The announcement was made Saturday by Kathleen Kennedy, president of Lucasfilm and executive producer of the new film, at a "Star Wars" event in Germany.
A video coinciding with the announcement, featuring an interview with Williams, was published online at starwars.com.
"I've loved doing the Star Wars films, with all the fanfares and flourish and the 'galaxy far, far away' -- I actually feel like I'm still in it, that's I've never really left it," Williams said.
"Having worked on all of the six films, I've just happy to be continuing to be part of the whole fun of doing it."
Williams, who has won five Academy Awards (including four for original music), composed the score for the 1977 George Lucas blockbuster and the five other episodes in the series.
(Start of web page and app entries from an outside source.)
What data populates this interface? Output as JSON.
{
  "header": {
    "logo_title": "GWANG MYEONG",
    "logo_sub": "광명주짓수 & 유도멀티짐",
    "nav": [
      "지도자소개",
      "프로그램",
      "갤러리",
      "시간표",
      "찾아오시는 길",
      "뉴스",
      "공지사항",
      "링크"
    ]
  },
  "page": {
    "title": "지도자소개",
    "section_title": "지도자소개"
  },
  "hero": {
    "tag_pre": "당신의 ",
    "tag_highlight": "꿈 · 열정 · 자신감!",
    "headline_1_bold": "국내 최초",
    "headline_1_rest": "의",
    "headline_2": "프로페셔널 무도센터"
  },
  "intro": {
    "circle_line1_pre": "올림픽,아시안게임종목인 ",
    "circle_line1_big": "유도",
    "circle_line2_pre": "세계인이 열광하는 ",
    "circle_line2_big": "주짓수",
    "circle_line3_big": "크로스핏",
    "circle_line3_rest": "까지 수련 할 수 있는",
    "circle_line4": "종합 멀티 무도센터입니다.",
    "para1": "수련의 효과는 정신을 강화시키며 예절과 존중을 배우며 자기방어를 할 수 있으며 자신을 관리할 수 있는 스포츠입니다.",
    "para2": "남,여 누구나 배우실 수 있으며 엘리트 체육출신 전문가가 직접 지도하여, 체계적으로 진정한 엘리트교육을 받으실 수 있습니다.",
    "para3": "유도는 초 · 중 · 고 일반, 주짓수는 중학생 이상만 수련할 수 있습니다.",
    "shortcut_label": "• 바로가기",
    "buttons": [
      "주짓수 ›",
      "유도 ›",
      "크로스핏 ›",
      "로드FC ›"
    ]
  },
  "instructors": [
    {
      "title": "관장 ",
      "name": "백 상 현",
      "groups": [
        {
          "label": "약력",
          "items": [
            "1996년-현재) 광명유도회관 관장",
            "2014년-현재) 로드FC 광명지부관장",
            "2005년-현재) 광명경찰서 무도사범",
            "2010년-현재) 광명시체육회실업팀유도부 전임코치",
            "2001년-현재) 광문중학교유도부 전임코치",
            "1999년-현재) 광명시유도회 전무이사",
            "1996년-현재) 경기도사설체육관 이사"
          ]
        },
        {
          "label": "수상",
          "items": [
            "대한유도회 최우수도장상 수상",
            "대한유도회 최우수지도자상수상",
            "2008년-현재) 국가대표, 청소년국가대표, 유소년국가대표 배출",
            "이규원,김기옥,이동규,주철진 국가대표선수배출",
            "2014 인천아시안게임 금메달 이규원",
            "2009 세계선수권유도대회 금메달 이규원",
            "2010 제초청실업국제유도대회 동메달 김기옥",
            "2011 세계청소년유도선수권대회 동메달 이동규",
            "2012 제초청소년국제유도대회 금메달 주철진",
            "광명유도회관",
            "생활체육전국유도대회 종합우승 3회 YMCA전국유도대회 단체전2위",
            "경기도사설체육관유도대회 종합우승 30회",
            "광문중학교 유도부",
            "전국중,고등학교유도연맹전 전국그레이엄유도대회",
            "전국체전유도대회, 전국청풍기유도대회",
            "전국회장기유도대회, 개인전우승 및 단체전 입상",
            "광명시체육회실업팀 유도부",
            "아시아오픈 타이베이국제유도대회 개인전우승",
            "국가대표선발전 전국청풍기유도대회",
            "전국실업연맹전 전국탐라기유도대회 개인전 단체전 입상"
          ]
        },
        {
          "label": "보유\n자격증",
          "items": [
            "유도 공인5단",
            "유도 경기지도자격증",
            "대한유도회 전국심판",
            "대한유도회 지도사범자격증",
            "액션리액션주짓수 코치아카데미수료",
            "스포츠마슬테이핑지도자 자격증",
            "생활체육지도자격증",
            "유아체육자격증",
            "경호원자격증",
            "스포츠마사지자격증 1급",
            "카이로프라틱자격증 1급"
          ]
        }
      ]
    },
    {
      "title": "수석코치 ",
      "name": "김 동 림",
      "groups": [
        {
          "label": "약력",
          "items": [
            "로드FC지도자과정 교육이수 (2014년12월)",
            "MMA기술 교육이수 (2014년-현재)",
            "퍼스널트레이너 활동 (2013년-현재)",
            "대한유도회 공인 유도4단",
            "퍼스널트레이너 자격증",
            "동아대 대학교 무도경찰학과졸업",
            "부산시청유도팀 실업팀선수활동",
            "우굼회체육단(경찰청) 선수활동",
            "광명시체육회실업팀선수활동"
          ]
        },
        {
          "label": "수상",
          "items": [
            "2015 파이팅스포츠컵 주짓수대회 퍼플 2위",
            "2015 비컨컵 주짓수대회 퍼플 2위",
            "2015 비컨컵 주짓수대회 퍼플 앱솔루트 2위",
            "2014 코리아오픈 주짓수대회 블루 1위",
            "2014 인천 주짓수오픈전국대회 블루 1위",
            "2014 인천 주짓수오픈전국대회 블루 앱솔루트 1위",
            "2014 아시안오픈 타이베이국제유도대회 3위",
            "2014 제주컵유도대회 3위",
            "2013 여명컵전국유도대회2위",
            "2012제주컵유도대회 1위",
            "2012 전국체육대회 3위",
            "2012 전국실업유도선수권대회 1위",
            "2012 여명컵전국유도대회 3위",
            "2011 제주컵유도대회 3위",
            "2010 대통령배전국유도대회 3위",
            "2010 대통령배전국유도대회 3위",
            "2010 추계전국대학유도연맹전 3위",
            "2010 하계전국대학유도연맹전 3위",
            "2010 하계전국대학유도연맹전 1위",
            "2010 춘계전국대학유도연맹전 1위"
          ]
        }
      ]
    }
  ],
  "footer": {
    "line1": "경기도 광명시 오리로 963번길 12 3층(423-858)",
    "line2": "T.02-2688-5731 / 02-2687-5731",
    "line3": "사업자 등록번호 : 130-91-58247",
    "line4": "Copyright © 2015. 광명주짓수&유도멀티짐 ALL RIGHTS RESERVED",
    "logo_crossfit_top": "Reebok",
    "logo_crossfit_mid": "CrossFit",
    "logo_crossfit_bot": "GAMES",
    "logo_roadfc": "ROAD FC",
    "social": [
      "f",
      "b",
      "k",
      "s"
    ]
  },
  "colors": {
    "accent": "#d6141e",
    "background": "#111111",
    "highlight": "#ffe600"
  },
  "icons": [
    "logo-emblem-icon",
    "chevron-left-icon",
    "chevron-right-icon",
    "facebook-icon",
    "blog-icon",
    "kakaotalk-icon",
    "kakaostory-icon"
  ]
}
He earned an Oscar for "Star Wars," and nominations for "The Empire Strikes Back" and "Return of the Jedi."
In 2005 a poll by the American Film Institute named "Star Wars" the greatest film score of all time.
Of the new film, Williams said, "I can't imagine that there will not be some references to the existing stories that we know, that would necessitate and make appropriate the use of some of the earlier themes -- which actually for me has been part of the fun of doing film after film, because in each case I've been able to use the earlier material and develop new material that would co-exist with it and hopefully feel like a part of the fabric of the film."
"Episode VII," to be released in 2015, is being directed by J.J. Abrams (who directed the two most recent "Star Trek" films), and is written by Michael Arndt (an Oscar-winner for "Little Miss Sunshine"). The leads of the original trilogy -- Mark Hamill, Harrison Ford and Carrie Fisher - are expected to return as well.
Williams said he has not seen a script, and that the story outline is unknown to him -- but also that that is the way he likes it.
"I would always prefer not to read a script and even not to hear the story and look at cue cards and so on, and wait for the moment of discovery with the audience of the film itself, so I am as surprised as they are . . . having not been prepared by a script.
"I'm waiting anxiously, like the audience around the world, to find out what the surprises are -- and to discover what my continuing role [in the story] was going to be."